Our workflow to launching an experiment involves regular communication across different teams to review hypotheses and propose experiments as well as the corresponding success metrics.  It’s so important to make sure that each stakeholder is always kept in the loop about the performance of a given test and to define the success metrics together especially if the test is cross functional. For example, recently we ran a test to present different types of messaging to diners in order to promote pick-up options during peak ordering hours to ease the load on the drivers in the delivery network. In this case, we need to measure diner experience (owned by the Diner team) as well as the impact of this new messaging on the driver network (owned by the Driver team).

We use a central document which includes the scope of all the proposed and live experiments. From here, I’ll set up the test in Taplytics. On a weekly basis, the product managers and Finance team meet to review the tests which are due for a recommendation. We normally let a test run for about two weeks to get a good reading on LTV before we make a decision on its performance and learnings we can take away. 

It’s fundamentally very difficult to categorize people into cohorts and personas because naturally, preferences vary so much. A better way to approach this challenge is to look at the diner as an individual

With personalization being almost an expectation in a user’s digital experience, what is your approach to personalization? 

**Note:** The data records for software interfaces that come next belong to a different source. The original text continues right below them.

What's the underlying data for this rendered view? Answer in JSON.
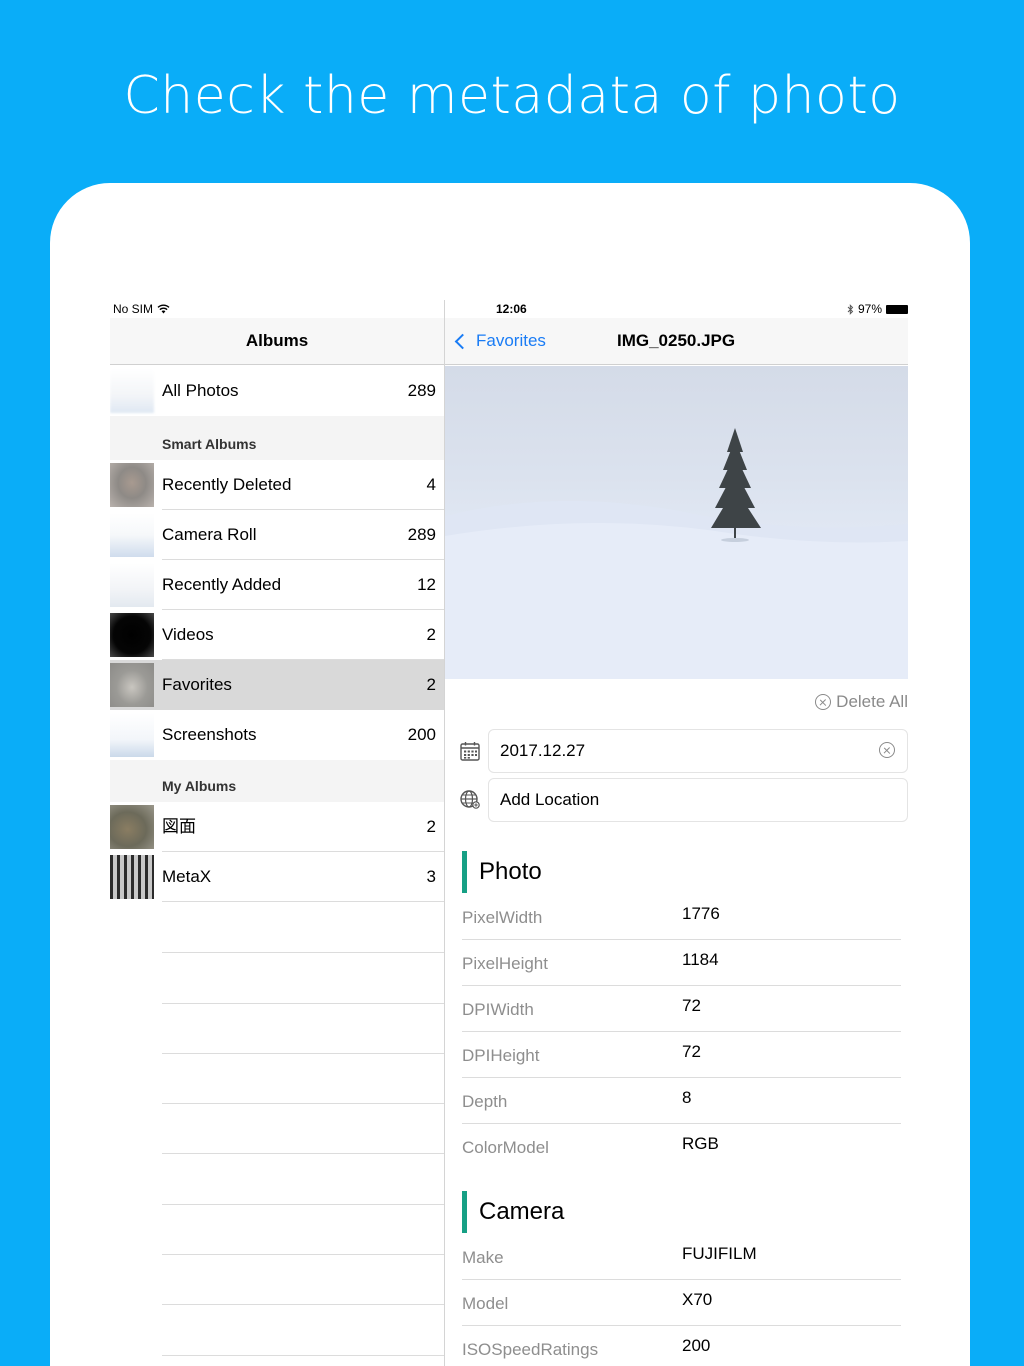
{
  "headline": "Check the metadata of photo",
  "status": {
    "carrier": "No SIM",
    "time": "12:06",
    "battery": "97%"
  },
  "master": {
    "title": "Albums",
    "top": [
      {
        "name": "All Photos",
        "count": "289"
      }
    ],
    "smart_header": "Smart Albums",
    "smart": [
      {
        "name": "Recently Deleted",
        "count": "4"
      },
      {
        "name": "Camera Roll",
        "count": "289"
      },
      {
        "name": "Recently Added",
        "count": "12"
      },
      {
        "name": "Videos",
        "count": "2"
      },
      {
        "name": "Favorites",
        "count": "2"
      },
      {
        "name": "Screenshots",
        "count": "200"
      }
    ],
    "my_header": "My Albums",
    "mine": [
      {
        "name": "図面",
        "count": "2"
      },
      {
        "name": "MetaX",
        "count": "3"
      }
    ]
  },
  "detail": {
    "back_label": "Favorites",
    "title": "IMG_0250.JPG",
    "delete_all": "Delete All",
    "date_value": "2017.12.27",
    "location_value": "Add Location",
    "photo_section": "Photo",
    "photo_rows": [
      {
        "key": "PixelWidth",
        "value": "1776"
      },
      {
        "key": "PixelHeight",
        "value": "1184"
      },
      {
        "key": "DPIWidth",
        "value": "72"
      },
      {
        "key": "DPIHeight",
        "value": "72"
      },
      {
        "key": "Depth",
        "value": "8"
      },
      {
        "key": "ColorModel",
        "value": "RGB"
      }
    ],
    "camera_section": "Camera",
    "camera_rows": [
      {
        "key": "Make",
        "value": "FUJIFILM"
      },
      {
        "key": "Model",
        "value": "X70"
      },
      {
        "key": "ISOSpeedRatings",
        "value": "200"
      }
    ]
  },
  "colors": {
    "background": "#0aadf8",
    "accent_blue": "#1a7cf5",
    "section_bar": "#16a085"
  }
}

I can’t emphasize how important personalization is. Open any app – Netflix, Amazon, etc – every app has a customized interface for their users depending on what they like so we’re trying to learn as much from our users as possible.

Everyone is different and there are just so many different types of food available to cater to these unique preferences. It’s fundamentally very difficult to categorize people into cohorts and personas because naturally, preferences vary so much. A better way to approach this challenge is to look at the diner as an individual and present them with recommendations based on their specific preferences.

The first step is to allow for some level of randomization to first learn about what the diner likes. Combining both implicit and explicit triggers, the goal is to strike a balance between these queues and really listen to our users. 

Thanks for the insight, Clara!